EconomyNext – Profit growth of Sri Lankan listed companies slowed in the fourth quarter of 2014 with banks accounting for the largest chunk helped by bond market gains, a research report said.
Total market earnings on the Colombo bourse went up 9.3 percent to 55.8 billion rupees in the quarter from a year ago, the report by Capital Alliance Securities (Private) Ltd. said.
This was much slower than the sharp 52.8 percent rise in the third quarter of the financial year year-on-year.
Trailing 12-month market earnings in 2014 grew 16.7 percent to 203 billion rupees from the year before "due to improved economic conditions during the latter part of the year," the brokerage said.
Corporate earnings had fallen 13 percent in the 2013 calendar year from the year before.
In the fourth quarter of 2014, the biggest sector-wise contributors to market earnings were the banks, finance and insurance sector (42 percent) followed by the diversified holdings sector (16 percent) and beverage, food and tobacco sector (12 percent).
The largest growth in the quarter came from the footwear and textiles sector (89 percent growth year-on-year) followed by trading firms whose earnings grew 155 percent.
Plantations firms suffered the most with earnings down 85 percent from the year before owing to lower prices for tea and rubber, followed by investment trusts and oil palm firms.
Capital Alliance Securities said John Keells Holdings made the largest individual contributor to earnings (7.8 percent) in the fourth quarter followed by Commercial Bank (6.1 percent), Ceylinco Insurance (3.6 percent) and Ceylon Tobacco Company (3.6 percent).
Financial sector earnings grew 35 percent in the fourth quarter from a year ago led by private commercial banks, mainly stemming from gains made from their bond portfolios, the report said.
This was despite net interest margins (NIMs) of banks remaining flat at around five percent.
Finance and other non-bank financial firms NIMs grew to 10.6 percent while insurance company profits fell 10 percent although revenues (Gross Written Premiums) rose 11 percent.
Higher costs saw hotels and travel sector profits falling 23 percent to two billion rupees.

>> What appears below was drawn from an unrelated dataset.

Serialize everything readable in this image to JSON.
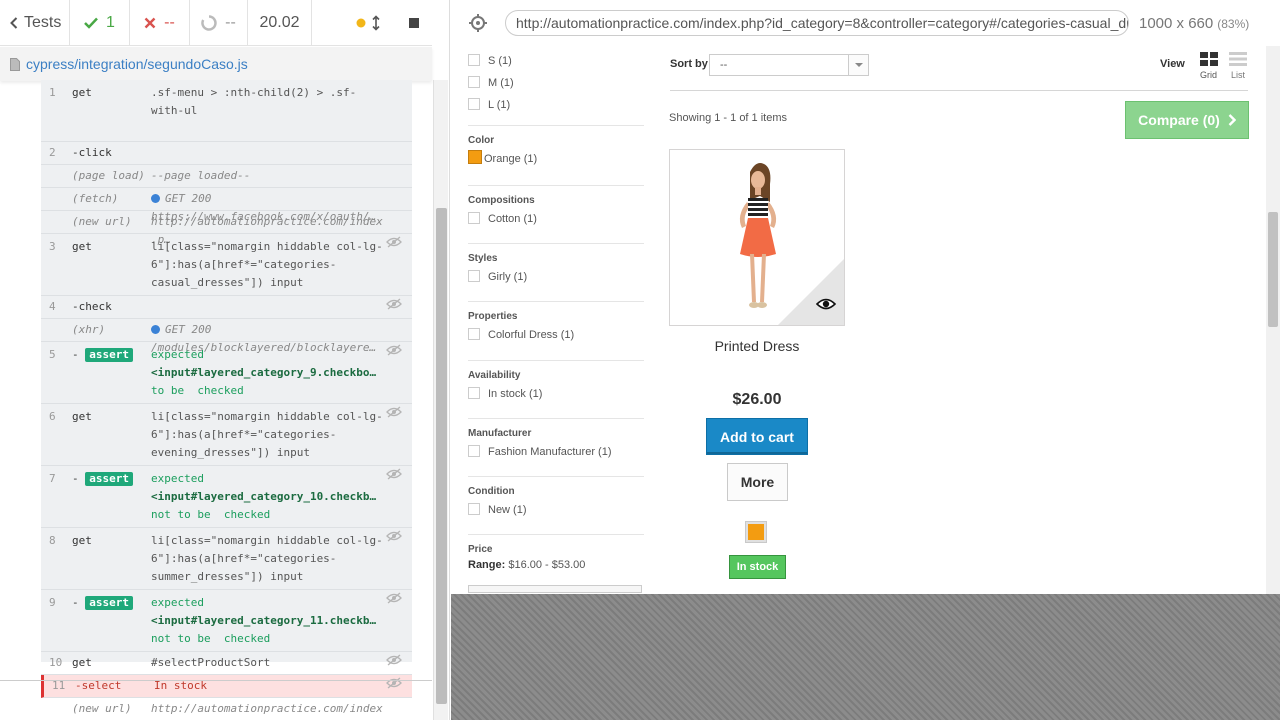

"Cost increases during the quarter saw the sector’s earnings before interest and tax margins contracting 170 basis points as most hotels were unable to pass on the increasing costs to their customers," Capital Alliance Securities said, noting that sales went up only 2.3 percent during the quarter.